=== Section Start ===
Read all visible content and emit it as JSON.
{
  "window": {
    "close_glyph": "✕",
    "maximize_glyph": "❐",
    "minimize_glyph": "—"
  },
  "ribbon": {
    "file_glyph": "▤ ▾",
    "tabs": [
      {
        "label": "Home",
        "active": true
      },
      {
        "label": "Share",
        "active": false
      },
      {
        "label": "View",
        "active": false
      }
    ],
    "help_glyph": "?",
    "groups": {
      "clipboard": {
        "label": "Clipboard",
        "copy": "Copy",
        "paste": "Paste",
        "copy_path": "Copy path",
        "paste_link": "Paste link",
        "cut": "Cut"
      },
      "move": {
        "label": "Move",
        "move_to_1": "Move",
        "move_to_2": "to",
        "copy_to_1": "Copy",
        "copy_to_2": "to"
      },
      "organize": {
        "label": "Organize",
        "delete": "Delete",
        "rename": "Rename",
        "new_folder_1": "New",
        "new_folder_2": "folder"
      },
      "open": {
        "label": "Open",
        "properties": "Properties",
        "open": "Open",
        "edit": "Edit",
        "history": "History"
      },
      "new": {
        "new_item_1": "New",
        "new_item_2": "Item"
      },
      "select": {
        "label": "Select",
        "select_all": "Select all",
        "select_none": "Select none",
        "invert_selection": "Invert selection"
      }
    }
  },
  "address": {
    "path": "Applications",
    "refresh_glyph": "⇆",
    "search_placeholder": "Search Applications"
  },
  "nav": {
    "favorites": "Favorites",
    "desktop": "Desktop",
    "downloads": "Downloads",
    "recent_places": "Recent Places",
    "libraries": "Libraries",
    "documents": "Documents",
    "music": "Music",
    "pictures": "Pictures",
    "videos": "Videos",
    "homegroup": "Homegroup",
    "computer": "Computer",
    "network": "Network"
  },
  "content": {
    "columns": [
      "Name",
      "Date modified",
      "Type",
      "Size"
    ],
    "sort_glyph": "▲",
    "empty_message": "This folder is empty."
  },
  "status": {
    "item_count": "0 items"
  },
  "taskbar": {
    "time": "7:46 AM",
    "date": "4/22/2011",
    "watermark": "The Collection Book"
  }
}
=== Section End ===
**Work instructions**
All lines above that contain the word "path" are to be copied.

**Expected answer**
        "copy_path": "Copy path",
    "path": "Applications",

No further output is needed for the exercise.